As of July 2013, there were three unemployed people for every one job available, according to the Bureau of Labor Statistics. Job seekers must have a plan to set themselves apart from the competition. Getting the job isn’t just about being the most qualified candidate—you need to know how to market yourself, too.
Launch a Website or Portfolio
Designers and writers probably already have a portfolio, but job seekers with business and marketing backgrounds should also set up shop online. Use free website-building software or invest in a designer. Register a domain that reflects your name (“JohnDoe.com”) or area of specialty. Make sure to include:
- A picture of yourself
- A brief bio
- Your educational background
- A section for your resume or CV
Build another section with links to projects or companies you’ve worked with and a brief explanation of what you did. For example, if you worked on social media for a major retailer, include their information and a link to their Facebook or Twitter pages. Include an image of their logo to make your site look more visually appealing and enable hiring managers to zero in on who you’ve worked with.
Get Your Interview Outfit Together
Know your industry before you go shopping. If you’re looking for creative work at an ad agency, don’t arrive in a stuffy three-piece suit. At the same time, going too casual can cost you the job. According to a survey conducted by the staffing company Adecco, 75 percent of hiring managers said the biggest mistake millennials make is wearing inappropriate attire to an interview. Flip-flops, shorts and golf shirts are unlikely to make a good impression, unless you’re interviewing at a golf course. Stick to a wardrobe that looks professional.
Attend Conferences and Networking Events
While your competition is waiting around to get a call from a recruiter they met at a hiring event, find conferences targeted to your industry. If you have an editorial background, attend events that explore the future of publishing, social media or ebooks. The real goal is to rub elbows with senior professionals and hiring managers who aren’t being flooded with a slew of hopeful candidates. Instead, they’re looking to meet new and interesting professionals with a unique perspective on the conference.

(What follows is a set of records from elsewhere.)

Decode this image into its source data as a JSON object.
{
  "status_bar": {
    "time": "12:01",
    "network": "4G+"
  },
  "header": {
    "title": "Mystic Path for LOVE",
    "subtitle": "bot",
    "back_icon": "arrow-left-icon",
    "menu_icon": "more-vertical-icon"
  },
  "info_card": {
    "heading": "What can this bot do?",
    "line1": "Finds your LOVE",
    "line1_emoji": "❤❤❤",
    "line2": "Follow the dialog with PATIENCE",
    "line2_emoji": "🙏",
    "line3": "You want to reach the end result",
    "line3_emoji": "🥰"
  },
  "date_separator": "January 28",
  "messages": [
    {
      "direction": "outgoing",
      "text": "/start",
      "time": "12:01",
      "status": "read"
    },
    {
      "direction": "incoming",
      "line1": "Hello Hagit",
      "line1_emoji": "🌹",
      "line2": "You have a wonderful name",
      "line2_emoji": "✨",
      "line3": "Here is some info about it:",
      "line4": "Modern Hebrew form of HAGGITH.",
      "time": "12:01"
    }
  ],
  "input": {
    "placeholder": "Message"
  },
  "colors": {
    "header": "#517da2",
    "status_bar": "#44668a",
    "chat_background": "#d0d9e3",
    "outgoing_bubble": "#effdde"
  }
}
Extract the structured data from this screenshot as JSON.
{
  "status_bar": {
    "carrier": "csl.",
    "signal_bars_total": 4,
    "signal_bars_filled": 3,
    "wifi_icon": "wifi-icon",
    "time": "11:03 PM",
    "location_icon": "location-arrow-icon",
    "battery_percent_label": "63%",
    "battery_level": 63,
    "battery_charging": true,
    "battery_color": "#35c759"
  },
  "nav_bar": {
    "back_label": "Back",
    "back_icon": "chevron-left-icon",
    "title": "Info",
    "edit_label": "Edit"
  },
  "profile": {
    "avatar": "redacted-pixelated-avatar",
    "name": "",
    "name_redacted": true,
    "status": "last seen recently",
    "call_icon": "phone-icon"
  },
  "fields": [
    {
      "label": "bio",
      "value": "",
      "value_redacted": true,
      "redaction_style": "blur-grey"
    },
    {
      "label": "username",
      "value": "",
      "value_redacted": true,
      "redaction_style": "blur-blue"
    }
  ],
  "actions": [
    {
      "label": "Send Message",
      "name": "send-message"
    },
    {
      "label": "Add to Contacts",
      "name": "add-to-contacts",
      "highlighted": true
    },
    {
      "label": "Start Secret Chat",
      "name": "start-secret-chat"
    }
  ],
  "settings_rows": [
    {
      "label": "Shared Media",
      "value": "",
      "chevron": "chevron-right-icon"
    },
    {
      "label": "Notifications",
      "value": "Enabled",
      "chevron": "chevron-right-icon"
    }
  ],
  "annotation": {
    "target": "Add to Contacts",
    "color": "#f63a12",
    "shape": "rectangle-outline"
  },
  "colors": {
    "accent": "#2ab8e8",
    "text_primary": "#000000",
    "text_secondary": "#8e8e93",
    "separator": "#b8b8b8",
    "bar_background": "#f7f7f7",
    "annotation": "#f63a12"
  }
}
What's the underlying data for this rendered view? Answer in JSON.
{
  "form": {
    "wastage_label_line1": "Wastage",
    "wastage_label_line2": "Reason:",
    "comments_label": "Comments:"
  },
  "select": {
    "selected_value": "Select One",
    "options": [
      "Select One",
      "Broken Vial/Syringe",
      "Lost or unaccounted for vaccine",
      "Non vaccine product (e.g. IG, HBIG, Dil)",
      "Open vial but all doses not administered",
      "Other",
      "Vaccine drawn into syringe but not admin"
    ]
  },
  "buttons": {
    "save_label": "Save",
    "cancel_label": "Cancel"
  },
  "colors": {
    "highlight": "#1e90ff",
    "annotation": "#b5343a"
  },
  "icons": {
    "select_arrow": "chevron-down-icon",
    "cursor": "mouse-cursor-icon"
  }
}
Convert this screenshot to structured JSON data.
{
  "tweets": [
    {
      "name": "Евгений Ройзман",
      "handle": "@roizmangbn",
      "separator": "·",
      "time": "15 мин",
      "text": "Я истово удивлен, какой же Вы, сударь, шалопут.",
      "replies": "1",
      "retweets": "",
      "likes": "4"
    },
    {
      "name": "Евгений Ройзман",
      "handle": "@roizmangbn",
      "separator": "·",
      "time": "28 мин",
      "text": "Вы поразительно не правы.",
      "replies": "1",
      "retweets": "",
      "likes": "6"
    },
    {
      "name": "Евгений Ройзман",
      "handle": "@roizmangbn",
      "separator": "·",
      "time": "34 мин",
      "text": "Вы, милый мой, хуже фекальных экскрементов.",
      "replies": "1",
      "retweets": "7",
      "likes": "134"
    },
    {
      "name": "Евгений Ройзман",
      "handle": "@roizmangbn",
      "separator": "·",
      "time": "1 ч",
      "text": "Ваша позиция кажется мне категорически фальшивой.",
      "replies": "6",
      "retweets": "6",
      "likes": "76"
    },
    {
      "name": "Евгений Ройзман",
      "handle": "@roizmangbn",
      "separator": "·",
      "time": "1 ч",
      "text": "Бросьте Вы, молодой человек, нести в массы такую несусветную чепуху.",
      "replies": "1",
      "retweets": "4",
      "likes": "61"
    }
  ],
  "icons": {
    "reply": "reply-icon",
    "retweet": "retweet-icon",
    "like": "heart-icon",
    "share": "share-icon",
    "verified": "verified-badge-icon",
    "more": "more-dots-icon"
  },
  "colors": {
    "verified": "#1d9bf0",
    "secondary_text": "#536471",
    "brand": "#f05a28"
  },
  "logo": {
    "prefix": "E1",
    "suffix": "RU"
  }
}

Attending conferences can get pricey, but look at it as an investment in your overall job search. Spending a few hundred dollars on a networking event that’s sure to put you in the room with the right people could save you months of job searching. Earn extra income by taking on freelance projects and look for other ways to fund your job search. If you receive regular payments from a structured settlement or annuity, you may be able to sell your future payments to a company like J.G. Wentworth for a lump sum of cash now.
Organize a Mock Interview
You have to nail the interview. Contact your local library, community center or university and inquire about mock interview sessions and job-hunting help. A seasoned HR professional or recruiter can guide you through the standard interview questions and help you think fast on your feet. They can tell you if you’re coming off negative, stiff or unsure in your abilities. Record yourself with a video camera to see how you act under pressure and keep refining your technique until you are polished and professional.
Invest in a Quality Web Cam
Today’s job seeker needs a quality webcam and solid Internet connection to tackle long-distance interviews. Skype a friend to check the visual and audio quality before your interview, so you can troubleshoot in advance.